How to Create a Marketing Strategy to Grow Your Business

By Scott Conlon

      Aug 8, 2015     Solutions    

You know you need to market your business but no matter what you do, none of it seems to work. You continue to spend money, but you don't see any results and no new faces come through the doors.

How best should you create a cost-effective marketing strategy to grow your business?

Far too often businesses create a marketing budget or run marketing campaigns without first having a solid strategy. Marketing managers and business owners are quick to boost a post on Facebook, place an ad in a local paper or magazine, and run deep discount deals on Groupon without having a goal other than "getting people to come to my business." It's time to take a new approach, a strategic approach, to growing your business.

Developing a marketing strategy is not as complex as you might believe. So, how do you do it?

#1) Business Analysis

Review the current state of your business.

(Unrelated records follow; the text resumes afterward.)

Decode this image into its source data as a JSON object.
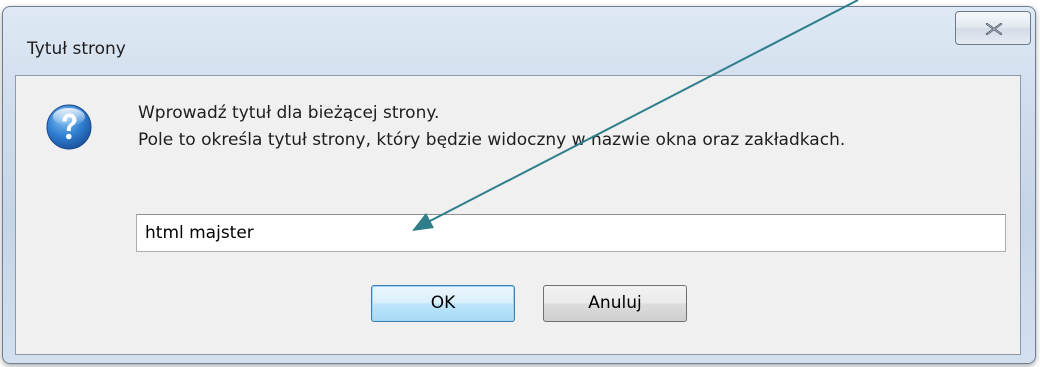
{
  "dialog": {
    "title": "Tytuł strony",
    "message_line1": "Wprowadź tytuł dla bieżącej strony.",
    "message_line2": "Pole to określa tytuł strony, który będzie widoczny w nazwie okna oraz zakładkach.",
    "input_value": "html majster",
    "ok_label": "OK",
    "cancel_label": "Anuluj",
    "icon": "question-icon",
    "close_icon": "close-icon"
  },
  "colors": {
    "annotation_arrow": "#2e7e8c",
    "question_icon_blue": "#2f7fd1",
    "default_button_border": "#3c7fb1"
  }
}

  • Who are you customers?
  • Where are your customers spending most of their time?
  • What are your strengths and weaknesses?
  • Most importantly, where do you have the most opportunity?

Remember you may have different types of customers on different days and times of day. For example, if you are a bar, you might have business clientele for lunch time or happy hour and a younger customer base at night.

Many businesses attempt to draw customers in during their slower times, so let's rethink that. Why not focus instead on building your business during your busiest times to compensate for slower periods.

#2) Competitor Analysis

Research the competition, see what they're doing, what is or isn't working for them and what voids exist in the market.

Also, consider partnership opportunities. If your business is located in an entertainment or shopping district, the more businesses working and marketing together to bring people to the area, the better it may be for everyone as a whole.

#3) Customer Identification

You may have determined who your target audience is when conducting your business analysis, but now is the time to break it down further and gain an even better understanding of your customer.

  • Who are they?
  • What do they like?
  • Where do they live, work and play?

The more you know your customer, the better you can reach and serve them with the right products and services. Once you have a better understanding of your customer, you can optimize your marketing to target them directly rather than casting a net in hopes of catching the attention of the perfect customer for you.

#4) Channel Development

Now that you identified your target audiences, it's time to develop channels or mediums to reach those audiences. In a world where people are spending more time online than any other activity, most of your channels will likely be online.

You can reach an audience through social media (Facebook, Twitter, Instagram, Snap Chat, You Tube), search engines (Google, Bing, Yahoo), email, text marketing, and web (special Interest, news and entertainment sites, Pandora, CNN, local sites, business directory profiles). You can even narrow it down to the days and times of day your audience will likely be on those mediums.

#5) Re-targeting and Multi-Channel

Now put everything together!

You are not going to just reach your audience once, you are going to reach them multiple times through multiple channels. Why? Create the buzz and put your brand in the top of mind of your customers and potential customers.

This may be the hardest part of building your marketing strategy because you want to ensure rules are in place so you do not annoy your audience. Determining the best re-targeting will depend on demographics, distance in relation to your business and the products or services your business provides.

#6) Budget

There are two ways to work with a marketing budget. If you are looking for faster growth, you should have a scaling budget that grows with your business and can be adjusted on a monthly or even weekly basis.

It's best to run this type of marketing budget for 90 days then slow your marketing efforts for a short period of time to re-calibrate and refocus based on results and performance. For businesses that wish to have a slower and steadier growth, cost-effective budgeting can run on a quarterly or annual basis.

#7) Performance Reporting

When your marketing spend is digital you can track and report the effectiveness of your campaigns. Reporting measures includes website analytics such as Google Analytics, social media insights and stats, email open and click reports, text message analytics, and more.

Consolidating the business data into one report makes reviewing campaign results easy and quick. You can also combine marketing data with sales and transaction data for a full company overview.

#8) Review and Revise

Once you have completed a strategic marketing campaign you should review and revise it as needed. Having a documented strategy helps you stay focused, on track and aids in gauging overall ROI of your marketing spend. These factors allow you to improve and further optimize your marketing efforts based on where you get the best value and the most response during your campaigns.

Stop Guessing -- Create a Professional, Powerful Marketing Strategy Today

Want professional marketing assistance to get your business on the right track? Contact us today for a free consultation. We'd love to help you put all of these best practices into play and create a strategic marketing plan for your business.